5.       Access for hunting and naturalists/scientists will not be changed

6.       More Saskatchewan people and Canadians know what a PFRA pasture is and why they matter.

7.       Groups with an interest in the pastures from various angles are now sharing ideas about the future of the pastures. To date, 46 Saskatchewan, Canadian and international organizations have endorsed the PPPI principles.

8.       The Province has repeatedly given assurances that species at risk and biodiversity will be protected.

We intend to stick with this journey, because the investment Canadians have made in the PFRA pastures is too important to be lost. The work of PPPI in the coming months will focus on:

–          Continuing our discussions and communications with First Nations, cattle producers and others concerned about the pastures

–          Encouraging the Province to maintain the same stocking rates and public access to the pastures

–          Research on carbon sequestration

–          Looking at issues of controlling invasive species

–          Ensuring methods for monitoring species at risk

–          Monitoring the talks between the Province and the first five pasture committees to transition

 

No federal plan for biodiversity, environment watchdog warns

7 Nov

Some sad news about the state of protection of biodiversity in Canada – with implications for the former PFRA pastures.

From the International Convention on Biological Diversity, to the state of Canada’s National Parks, to plans to save Canada’s 518 species at risk, Maxwell noted a “pattern of unfulfilled commitments and responsibilities” that appear to be the result of departments with too many demands and too few resources.

Full story here.

Bird Watch Canada article

17 Oct

Bird Watch Canada magazine contains topical feature articles about the world of birds. Prairie Grasslands in Peril? by Laura Stewart is the cover story for the Fall issue, and discusses the threat to birds under regulatory changes in Saskatchewan, including changes to the PFRA pasture system.

 

New Factsheets Available!

16 Oct

Public Pastures-Public Interest has created a series of factsheets on issues relating to the PFRA pastures, written by various local experts on the topics. They have been added to our Resources section, and you can find them here.

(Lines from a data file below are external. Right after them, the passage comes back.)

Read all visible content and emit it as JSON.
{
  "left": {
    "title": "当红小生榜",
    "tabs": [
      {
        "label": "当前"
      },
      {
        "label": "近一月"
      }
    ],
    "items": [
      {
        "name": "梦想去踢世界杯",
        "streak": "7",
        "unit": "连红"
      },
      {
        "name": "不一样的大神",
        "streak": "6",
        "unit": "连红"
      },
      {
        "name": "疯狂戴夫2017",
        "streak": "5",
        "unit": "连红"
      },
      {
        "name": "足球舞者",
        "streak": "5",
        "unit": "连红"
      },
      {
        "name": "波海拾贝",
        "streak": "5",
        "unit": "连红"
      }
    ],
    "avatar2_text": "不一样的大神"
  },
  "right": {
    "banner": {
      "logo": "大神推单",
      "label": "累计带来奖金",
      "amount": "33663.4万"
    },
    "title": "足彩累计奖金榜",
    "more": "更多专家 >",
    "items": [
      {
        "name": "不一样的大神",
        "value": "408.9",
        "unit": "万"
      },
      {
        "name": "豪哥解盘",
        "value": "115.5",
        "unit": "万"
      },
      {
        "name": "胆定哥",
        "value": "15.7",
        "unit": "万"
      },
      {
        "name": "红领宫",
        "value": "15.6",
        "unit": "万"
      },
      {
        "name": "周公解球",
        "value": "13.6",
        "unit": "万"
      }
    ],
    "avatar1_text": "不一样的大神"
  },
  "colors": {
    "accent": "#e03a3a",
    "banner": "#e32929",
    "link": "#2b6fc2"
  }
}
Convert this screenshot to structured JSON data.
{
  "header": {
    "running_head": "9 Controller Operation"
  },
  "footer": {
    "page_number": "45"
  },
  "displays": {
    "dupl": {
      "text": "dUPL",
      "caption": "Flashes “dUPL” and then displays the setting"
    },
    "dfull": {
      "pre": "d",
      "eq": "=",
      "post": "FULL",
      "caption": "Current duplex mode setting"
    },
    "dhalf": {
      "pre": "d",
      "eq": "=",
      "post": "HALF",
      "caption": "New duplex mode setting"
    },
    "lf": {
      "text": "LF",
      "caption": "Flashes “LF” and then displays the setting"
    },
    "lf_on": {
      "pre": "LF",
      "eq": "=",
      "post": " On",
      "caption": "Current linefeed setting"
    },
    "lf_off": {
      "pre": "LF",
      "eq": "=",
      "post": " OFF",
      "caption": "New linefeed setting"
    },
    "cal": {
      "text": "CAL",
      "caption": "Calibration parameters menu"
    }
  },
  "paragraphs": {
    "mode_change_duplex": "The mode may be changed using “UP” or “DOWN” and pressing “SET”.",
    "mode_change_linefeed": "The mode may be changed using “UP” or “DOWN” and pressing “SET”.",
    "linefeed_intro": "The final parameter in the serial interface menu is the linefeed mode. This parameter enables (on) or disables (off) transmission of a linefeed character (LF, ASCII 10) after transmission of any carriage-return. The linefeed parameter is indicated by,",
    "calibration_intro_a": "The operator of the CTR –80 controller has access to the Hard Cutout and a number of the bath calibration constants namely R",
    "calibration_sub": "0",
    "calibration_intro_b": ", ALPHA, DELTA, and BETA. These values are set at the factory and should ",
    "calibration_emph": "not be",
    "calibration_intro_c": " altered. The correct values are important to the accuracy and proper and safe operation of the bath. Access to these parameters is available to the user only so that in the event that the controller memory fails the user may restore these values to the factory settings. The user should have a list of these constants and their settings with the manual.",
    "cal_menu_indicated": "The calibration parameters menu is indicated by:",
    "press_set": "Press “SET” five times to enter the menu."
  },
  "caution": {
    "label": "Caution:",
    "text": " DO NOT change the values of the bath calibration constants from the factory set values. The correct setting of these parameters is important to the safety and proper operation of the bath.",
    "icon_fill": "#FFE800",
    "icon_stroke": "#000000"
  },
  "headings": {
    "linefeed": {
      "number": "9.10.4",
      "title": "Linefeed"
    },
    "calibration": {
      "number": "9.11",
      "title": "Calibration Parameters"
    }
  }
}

These factsheets can be shared widely, and used when writing letters or speaking to elected representatives and other concerned citizens.

ISSUE: In Saskatchewan, management of 1.8 million acres of land in 62 former PFRA community pastures is being transferred from the Federal Government to the Province. This is a land area larger than Prince Edward Island. The Province intends to sell or lease the land to private users, putting public benefits at risk.

Operation Grassland: Saving Species at Risk

10 Oct

Conservationist readers may be interested in a group out of Alberta, Operation Grassland. From their website:

For more than 20 years, Operation Grassland Community, inspired by its ranching partners, has remained open and receptive to the changing needs of both prairie wildlife and human communities, evolving and adapting to ensure timely and appropriate action. Some highlights of this work include:

  • Hundreds of ranching members acting as voluntary stewards & protecting >900,000 acres of prairie habitat.
  • A ranching membership who work with us to conduct annual wildlife surveys, develop Benefiical Management Plans, and implement Wildlife Habitat Enhancement Projects.
  • Partnerships with schools to provide specialized youth education opportunities on the importance of a sustainable prairie.
  • Engaging and inspiring others: reaching 1000’s of rural and urban Albertans through print and social media, public presentations, and events (e.g., coming in the fall of 2013: an innovative video documentary project, the “Conservation Caravan”